Coercion, in the last resort, is the ‘final’ form of power, but of course we are by no means constantly at the last resort.
And with due respect to Schelling, his way of seeing erases the concerns and costs imposed on populations of people forced to eat the price of rational bargaining games.
The oppressed have no place in models of “resolve,” except maybe as tools for signalling to adversaries.
The question is why. Why are such dangerous ideas treated as common sense among a certain cohort?
After all, there are plenty of critics of the “rational deterrence mind,” as most of the 2,081 citations of Carol Cohn attest. But those critics tend not to work on deterrence research. Neither are they in vocations that utilize concepts of deterrence or impact foreign policy choices. And they sure as hell don’t get invited to USSTRATCOM’s deterrence symposium.
This is why that striking photo is suggestive. Perhaps nonsense becomes common sense when monocultures make thinking differently impossible, or at least impractical. When everyone’s a good-ole-boy, change is bound to be difficult.
Regrettably, I was less aware of diversity as an issue when I worked on deterrence strategy in government. In spite of that, I remember how stifling the vibe of those meeting rooms were. Nobody wanted to appear weak or naive. There was pressure to go along to get along. Everybody was status conscious—and the people with the highest status usually happened to be old white dudes (again, no shade). And most of all, nobody wanted to take political or diplomatic risks (ironic for a vocation that venerates threat-making).
The cult of deterrence could be described as such precisely because of how much consensus there is, but that high degree of consensus surely owes something to the cult’s identity homogeneity.
Inclusion Without the Diversity Trap
There’s a bit of a trap waiting in the space where (un)diversity meets national security.
Making the ruling class 10% blacker will not fix the problems that flow from a society exploited by a ruling class.

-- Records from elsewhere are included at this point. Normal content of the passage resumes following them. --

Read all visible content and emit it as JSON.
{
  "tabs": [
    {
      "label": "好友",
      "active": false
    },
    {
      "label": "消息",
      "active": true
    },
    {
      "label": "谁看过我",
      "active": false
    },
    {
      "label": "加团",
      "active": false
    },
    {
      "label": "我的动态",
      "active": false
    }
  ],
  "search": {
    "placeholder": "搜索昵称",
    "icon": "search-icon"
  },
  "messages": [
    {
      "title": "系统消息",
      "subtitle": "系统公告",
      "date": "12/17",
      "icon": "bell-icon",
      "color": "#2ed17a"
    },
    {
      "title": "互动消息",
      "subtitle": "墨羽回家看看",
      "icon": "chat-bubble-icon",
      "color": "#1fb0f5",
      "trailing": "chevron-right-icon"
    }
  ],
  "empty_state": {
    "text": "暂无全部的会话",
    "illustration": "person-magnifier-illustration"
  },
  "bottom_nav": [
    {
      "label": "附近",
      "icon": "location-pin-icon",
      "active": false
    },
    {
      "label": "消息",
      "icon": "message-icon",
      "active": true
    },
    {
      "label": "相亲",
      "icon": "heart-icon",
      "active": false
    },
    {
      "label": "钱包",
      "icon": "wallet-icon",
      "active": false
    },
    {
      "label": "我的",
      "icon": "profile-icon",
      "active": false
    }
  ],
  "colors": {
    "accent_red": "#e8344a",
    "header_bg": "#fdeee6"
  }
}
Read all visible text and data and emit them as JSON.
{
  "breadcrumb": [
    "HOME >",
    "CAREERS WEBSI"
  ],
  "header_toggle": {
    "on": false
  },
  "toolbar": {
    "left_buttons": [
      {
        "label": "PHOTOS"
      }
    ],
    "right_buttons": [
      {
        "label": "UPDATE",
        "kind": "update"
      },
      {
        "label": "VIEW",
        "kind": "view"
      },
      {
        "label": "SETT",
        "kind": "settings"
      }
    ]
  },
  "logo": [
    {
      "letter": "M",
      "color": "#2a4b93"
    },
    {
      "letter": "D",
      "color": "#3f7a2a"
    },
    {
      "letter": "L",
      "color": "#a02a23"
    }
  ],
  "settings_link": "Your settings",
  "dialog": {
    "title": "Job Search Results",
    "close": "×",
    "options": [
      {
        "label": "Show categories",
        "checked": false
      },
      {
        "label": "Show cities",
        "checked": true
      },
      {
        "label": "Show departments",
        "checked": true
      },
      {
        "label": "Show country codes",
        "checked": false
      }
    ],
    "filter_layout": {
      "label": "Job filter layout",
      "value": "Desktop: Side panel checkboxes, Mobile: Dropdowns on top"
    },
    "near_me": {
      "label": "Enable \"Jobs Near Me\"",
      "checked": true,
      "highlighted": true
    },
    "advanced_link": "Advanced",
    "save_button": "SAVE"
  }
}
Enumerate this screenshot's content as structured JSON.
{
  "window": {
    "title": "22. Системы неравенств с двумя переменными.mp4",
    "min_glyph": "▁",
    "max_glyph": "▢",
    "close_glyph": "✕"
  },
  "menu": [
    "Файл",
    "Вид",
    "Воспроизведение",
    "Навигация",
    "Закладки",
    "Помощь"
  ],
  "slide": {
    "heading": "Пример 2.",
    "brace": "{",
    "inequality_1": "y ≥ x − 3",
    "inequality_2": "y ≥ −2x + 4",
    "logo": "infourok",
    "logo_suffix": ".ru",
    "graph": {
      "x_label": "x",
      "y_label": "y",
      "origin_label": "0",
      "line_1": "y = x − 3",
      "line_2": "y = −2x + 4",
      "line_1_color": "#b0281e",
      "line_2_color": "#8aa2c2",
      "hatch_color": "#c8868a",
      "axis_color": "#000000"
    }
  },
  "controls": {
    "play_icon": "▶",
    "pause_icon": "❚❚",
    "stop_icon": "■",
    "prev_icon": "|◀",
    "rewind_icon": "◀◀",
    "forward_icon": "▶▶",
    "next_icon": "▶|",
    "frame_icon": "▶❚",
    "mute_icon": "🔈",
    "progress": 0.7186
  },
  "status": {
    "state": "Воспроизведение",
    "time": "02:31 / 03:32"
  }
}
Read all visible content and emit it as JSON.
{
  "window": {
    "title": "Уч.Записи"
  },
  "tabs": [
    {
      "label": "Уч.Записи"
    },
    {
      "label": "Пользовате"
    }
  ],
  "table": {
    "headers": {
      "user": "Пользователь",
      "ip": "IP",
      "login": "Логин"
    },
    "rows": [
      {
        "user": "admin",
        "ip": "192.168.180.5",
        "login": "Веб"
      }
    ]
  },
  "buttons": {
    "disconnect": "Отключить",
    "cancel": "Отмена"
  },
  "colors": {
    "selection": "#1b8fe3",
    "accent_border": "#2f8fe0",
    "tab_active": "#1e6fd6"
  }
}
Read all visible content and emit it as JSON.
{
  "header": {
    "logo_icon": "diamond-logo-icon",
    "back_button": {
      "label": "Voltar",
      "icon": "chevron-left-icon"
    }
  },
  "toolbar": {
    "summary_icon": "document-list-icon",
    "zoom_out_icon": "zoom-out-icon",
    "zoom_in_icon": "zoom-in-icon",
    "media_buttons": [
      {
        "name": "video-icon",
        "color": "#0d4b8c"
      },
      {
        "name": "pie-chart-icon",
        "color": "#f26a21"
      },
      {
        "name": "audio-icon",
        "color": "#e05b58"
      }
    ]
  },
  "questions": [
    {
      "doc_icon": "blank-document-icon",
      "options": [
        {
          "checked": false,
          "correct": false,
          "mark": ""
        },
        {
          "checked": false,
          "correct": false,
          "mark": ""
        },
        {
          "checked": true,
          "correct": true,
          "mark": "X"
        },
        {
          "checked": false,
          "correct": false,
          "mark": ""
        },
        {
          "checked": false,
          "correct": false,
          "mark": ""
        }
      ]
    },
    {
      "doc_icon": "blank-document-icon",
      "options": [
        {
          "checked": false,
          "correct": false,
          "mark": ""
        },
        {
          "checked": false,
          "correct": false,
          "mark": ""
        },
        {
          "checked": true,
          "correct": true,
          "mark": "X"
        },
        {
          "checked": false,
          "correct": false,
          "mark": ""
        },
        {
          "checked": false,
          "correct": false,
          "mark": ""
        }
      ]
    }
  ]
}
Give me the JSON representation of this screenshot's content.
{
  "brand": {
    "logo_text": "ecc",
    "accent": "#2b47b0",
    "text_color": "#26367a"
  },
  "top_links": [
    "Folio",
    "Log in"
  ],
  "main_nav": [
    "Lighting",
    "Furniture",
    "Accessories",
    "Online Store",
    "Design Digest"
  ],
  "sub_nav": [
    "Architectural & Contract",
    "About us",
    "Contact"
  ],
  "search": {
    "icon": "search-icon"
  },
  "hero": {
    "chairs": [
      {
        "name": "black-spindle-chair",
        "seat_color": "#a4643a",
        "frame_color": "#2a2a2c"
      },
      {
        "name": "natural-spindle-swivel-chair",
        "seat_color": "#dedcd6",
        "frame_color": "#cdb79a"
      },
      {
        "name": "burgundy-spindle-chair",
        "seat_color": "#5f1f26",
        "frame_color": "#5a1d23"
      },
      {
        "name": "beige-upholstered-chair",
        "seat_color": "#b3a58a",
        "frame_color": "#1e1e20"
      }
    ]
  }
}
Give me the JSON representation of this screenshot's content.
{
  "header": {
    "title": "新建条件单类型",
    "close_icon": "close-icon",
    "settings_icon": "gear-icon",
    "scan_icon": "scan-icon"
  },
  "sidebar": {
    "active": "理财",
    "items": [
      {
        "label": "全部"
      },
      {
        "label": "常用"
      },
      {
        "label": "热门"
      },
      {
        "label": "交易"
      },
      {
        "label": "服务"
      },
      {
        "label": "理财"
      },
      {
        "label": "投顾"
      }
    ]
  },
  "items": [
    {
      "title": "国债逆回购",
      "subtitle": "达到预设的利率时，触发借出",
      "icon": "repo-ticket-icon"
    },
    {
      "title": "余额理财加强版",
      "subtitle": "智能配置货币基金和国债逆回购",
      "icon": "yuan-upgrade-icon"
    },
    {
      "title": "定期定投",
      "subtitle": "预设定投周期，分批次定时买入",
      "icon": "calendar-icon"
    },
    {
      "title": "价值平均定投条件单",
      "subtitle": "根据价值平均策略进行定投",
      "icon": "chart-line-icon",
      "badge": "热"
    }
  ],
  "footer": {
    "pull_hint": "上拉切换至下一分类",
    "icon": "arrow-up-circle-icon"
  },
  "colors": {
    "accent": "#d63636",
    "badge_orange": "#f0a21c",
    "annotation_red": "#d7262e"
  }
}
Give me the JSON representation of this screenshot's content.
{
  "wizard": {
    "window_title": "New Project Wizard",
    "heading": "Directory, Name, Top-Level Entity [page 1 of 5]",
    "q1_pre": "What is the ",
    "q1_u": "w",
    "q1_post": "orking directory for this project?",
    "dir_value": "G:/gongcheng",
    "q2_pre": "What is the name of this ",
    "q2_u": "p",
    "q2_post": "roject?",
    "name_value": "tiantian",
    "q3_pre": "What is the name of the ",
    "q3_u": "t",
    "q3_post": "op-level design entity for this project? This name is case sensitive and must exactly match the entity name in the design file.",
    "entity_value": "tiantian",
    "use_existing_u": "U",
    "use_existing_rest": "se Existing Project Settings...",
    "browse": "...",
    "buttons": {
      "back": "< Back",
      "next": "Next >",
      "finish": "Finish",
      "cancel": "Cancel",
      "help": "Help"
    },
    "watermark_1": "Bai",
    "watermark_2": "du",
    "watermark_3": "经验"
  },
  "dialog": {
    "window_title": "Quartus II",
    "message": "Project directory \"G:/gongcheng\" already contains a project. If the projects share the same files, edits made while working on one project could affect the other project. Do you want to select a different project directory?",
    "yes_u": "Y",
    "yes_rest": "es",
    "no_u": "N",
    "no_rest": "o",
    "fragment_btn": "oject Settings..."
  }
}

Making the national security state—which is by definition the most secretive and unaccountable set of institutions in any democracy—more female is no kind of political horizon on its own.
To fix problems that we associate with a lack of diversity, distributions of power must change. The content of foreign policy must change to account for those most harmed by it. It is not enough to change the faces of who hides government decisions from the public or who drones bad guys without due process. A rainbow trillion-dollar war machine is still a trillion-dollar war machine.
But changing faces is also not a bad starting point. Where in-group homogeneity prevails, decision-making pathologies abound. And at the risk of poking the “anti-woke” crowd, there’s something to be said for “queering” the national security state.
Seeing things from a different standpoint helps us to perceive contradictions, put seemingly narrow choices in a wider context, and more accurately assess the costs and risks of strategy. We will provide for the national interest more faithfully when our institutions reflect the diversity of our society. And that means racial and gender diversity, yes, but also class diversity and ideological diversity.
There should be little doubt that US national security policy has become a very wasteful enterprise. For indicators of that we can look at the opportunity cost of defense spending, the blowback incurred when the world reacts adversely to US choices, and the damage democracy itself suffers by waging “all measures short of war” against foreign foes.
That we can persist in the same ways powered by the same problematic ideas may be because we insist on having the same kinds of people stewarding our national phallus weapons. Continuing this way, as I’ve written before, is a path to ruin.
Patriarchy—like all forms of domination—is the author of its own demise. By operating in the world in ways that take security from others in order to provide security for yourself, you inspire future generations to rise up against you.
Maybe that’s why the most terrified, paranoid, aggrieved people in modern society are not its biggest victims but its biggest beneficiaries.
This is a cross-posting at the Un-Diplomatic newsletter.